“It is time for democracy in Mexico. It is time to close the way to the influence, corruption, and impunity. It is time for the nation. It is time for all of us to be strong, making Mexico strong. It is the hour of change with a sure path.” – Luis Donaldo Colosio in his political speech of March 6th, 1994.3Luis Donaldo Colosio gave this political speech on March 6, 1994. With it, he won the love of the Mexican people, but he also upset many within his own political party. There were many people who connected this speech to his death at the end of that same month.
“We are not afraid of political competition. What we do reject is political incompetence,” Luis Donaldo Colosio said in his political speech in Lomas Taurinas, on March 23, 1994.4These were the last words of the candidate. Ten minutes after the speech, the presidential candidate of the PRI party left the stage and he walked to his death.5 He was assassinated as he walked through a crowd of his supporters in Lomas Taurinas, a poor neighborhood in the border city of Tijuana.6 The presidential candidate was shot twice, once in the right side of the skull and the other in the left side of the abdomen.7 According to the investigation carried out by the government, this was due to a twist of Colosio’s body when he was shot in the head. According to this interpretation, both shots came from the same gun, a gun that according to forensic testing, was fired by a single gunman, Mario Aburto.8

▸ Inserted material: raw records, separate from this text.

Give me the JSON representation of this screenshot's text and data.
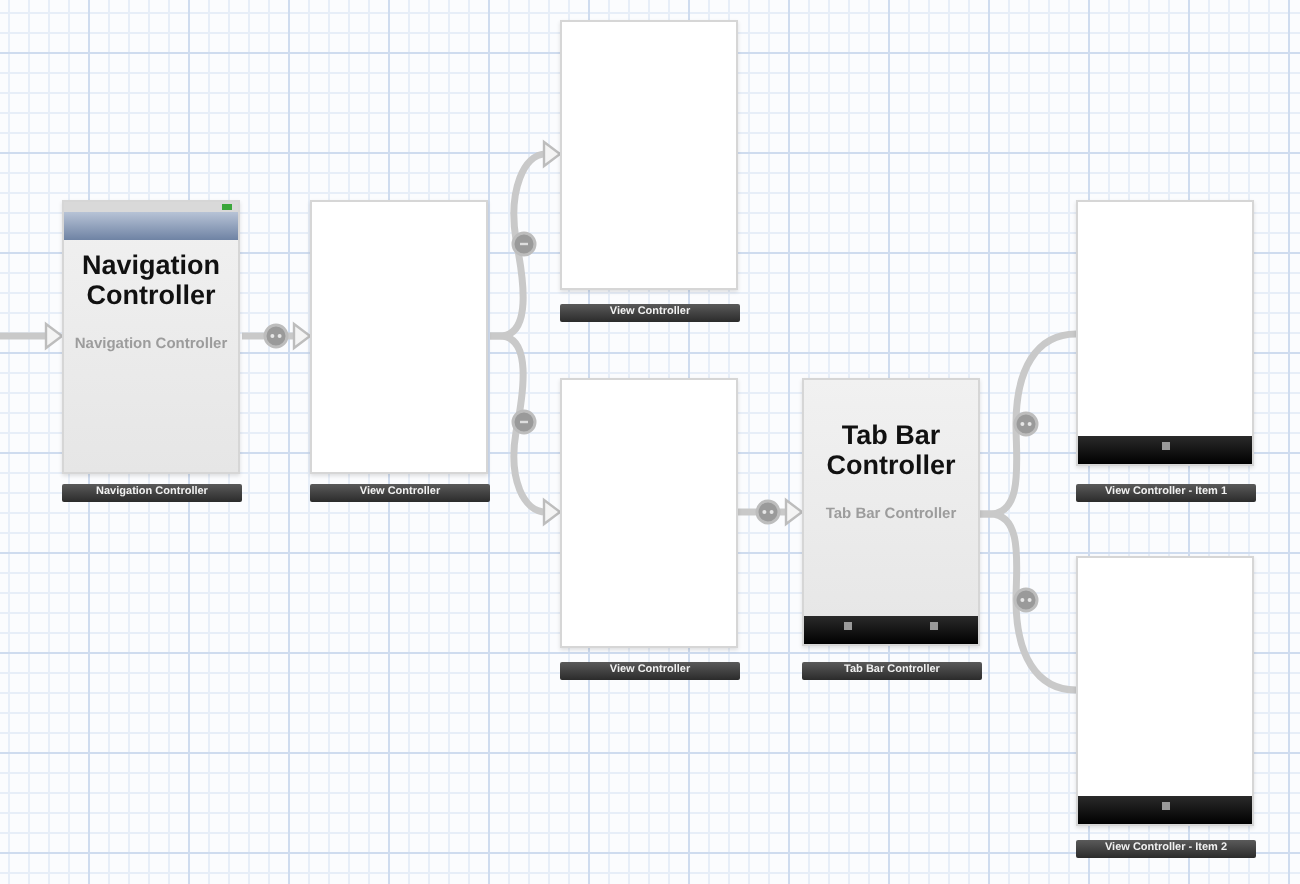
{
  "canvas": {
    "scenes": [
      {
        "kind": "navigation",
        "heading": "Navigation Controller",
        "placeholder_name": "Navigation Controller",
        "label": "Navigation Controller"
      },
      {
        "kind": "view",
        "label": "View Controller"
      },
      {
        "kind": "view",
        "label": "View Controller"
      },
      {
        "kind": "view",
        "label": "View Controller"
      },
      {
        "kind": "tab_bar",
        "heading": "Tab Bar Controller",
        "placeholder_name": "Tab Bar Controller",
        "label": "Tab Bar Controller",
        "tab_items": [
          {
            "kind": "item"
          },
          {
            "kind": "item"
          }
        ]
      },
      {
        "kind": "tab_item",
        "label": "View Controller - Item 1",
        "tab_items": [
          {
            "kind": "item"
          }
        ]
      },
      {
        "kind": "tab_item",
        "label": "View Controller - Item 2",
        "tab_items": [
          {
            "kind": "item"
          }
        ]
      }
    ],
    "segues": [
      {
        "kind": "initial"
      },
      {
        "kind": "relationship"
      },
      {
        "kind": "push"
      },
      {
        "kind": "push"
      },
      {
        "kind": "relationship"
      },
      {
        "kind": "relationship"
      },
      {
        "kind": "relationship"
      }
    ]
  }
}
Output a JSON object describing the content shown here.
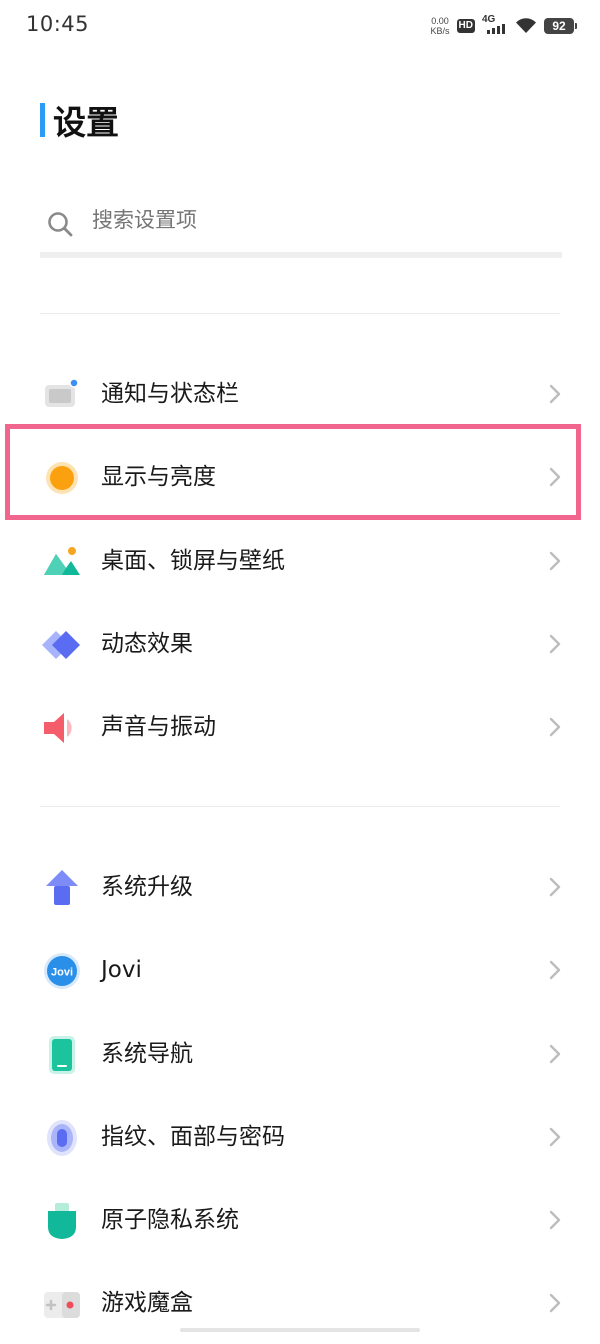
{
  "status_bar": {
    "time": "10:45",
    "net_speed_value": "0.00",
    "net_speed_unit": "KB/s",
    "hd": "HD",
    "network": "4G",
    "battery": "92"
  },
  "title": "设置",
  "search": {
    "placeholder": "搜索设置项"
  },
  "groups": [
    {
      "items": [
        {
          "label": "通知与状态栏",
          "icon": "notification-icon"
        },
        {
          "label": "显示与亮度",
          "icon": "display-brightness-icon",
          "highlighted": true
        },
        {
          "label": "桌面、锁屏与壁纸",
          "icon": "wallpaper-icon"
        },
        {
          "label": "动态效果",
          "icon": "animation-icon"
        },
        {
          "label": "声音与振动",
          "icon": "sound-icon"
        }
      ]
    },
    {
      "items": [
        {
          "label": "系统升级",
          "icon": "system-update-icon"
        },
        {
          "label": "Jovi",
          "icon": "jovi-icon"
        },
        {
          "label": "系统导航",
          "icon": "navigation-icon"
        },
        {
          "label": "指纹、面部与密码",
          "icon": "fingerprint-icon"
        },
        {
          "label": "原子隐私系统",
          "icon": "privacy-icon"
        },
        {
          "label": "游戏魔盒",
          "icon": "game-box-icon"
        }
      ]
    }
  ],
  "colors": {
    "accent": "#2b9bf4",
    "highlight_border": "#f0668f"
  }
}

Yet much suspicion surrounded the identity of this assassin of the presidential candidate Luis Donaldo Colosio Murrieta. The immediate apprehension at the scene of the events of the man who was identified as Mario Aburto Martinez, and then his detention at the Subdelegation of the Attorney General’s Office of the Republic (PGR), should have left absolutely no doubts. However, his later presentation to the public and to the media in the Almoloya prison aroused suspicion. His apparent physical differences, as well as his haircut and mustache upon entering the prison didn’t resemble the person apprehended in Lomas Taurinas. Was one man replaced by another?9In order to verify whether the first apprehended person was indeed substituted by another, all the techniques dictated by the criminal identification and forensic anthropology were applied, analyzing in detail the physical characteristics of Mario Aburto Martinez. The official report was that the person apprehended at the scene of the crime and the one presented at the prison were the same person, Mario Aburto Martinez.10 But Jose Federico Benitez, chief of police in the city of Tijuana, publicly claimed that there was Federal interest in the presidential candidate’s assassination case.11 He had several theories. In all of them, he claimed that it was not a single shooter, but a government plot. This theory was supported by Mario Aburto’s father, who stated that his son had met with a federal agent before the assassination took place.12 Later, Mario Aburto also stated that he went to the place to sell a gun, and that when the buyer arrived, he already knew him by name. The problem with Mario Aburto’s statement is that he was contradicting himself, because he had previously confessed to being the murderer and that he had acted alone. It is popularly believed that he was being threatened and that that is why he changed his version of the story. The year after the murder, Benitez was killed by what are presumed to be federal agents working for drug traffickers. The reality is that although the Mexican authorities determined that Mario Aburto was the only one responsible for the death of Luis Donaldo Colosio, to date many Mexicans believe that this was not the full story behind Colosio’s assassination. Polls published in the Mexico City Daily Reforma on March 25, 1994, reported that 80% of those who responded said that this death was part of a conspiracy. This perception has not changed over the years. People still believe that this assassination was something much bigger than a solitary gunman in the killing of Luis Donaldo Colosio.13 Even his own son, Luis Donaldo Colosio Riojas, stated that he did not believe the government’s version of a lone assassin.14 The only certainty is that March 23, 1994 will be remembered as the day that killed Mexico’s hope for true change. Now, twenty-seven years later, when arriving to Magdalena Sonora, you can see a wall painted with the slogan of his presidential campaign “Colosio, si” and in the “plaza monumental” of the town is the mausoleum where his remains rest with those of his wife Diana Laura Riojas, and a monument in honor of the town politician, in honor of someone who could have changed the destiny of the country.15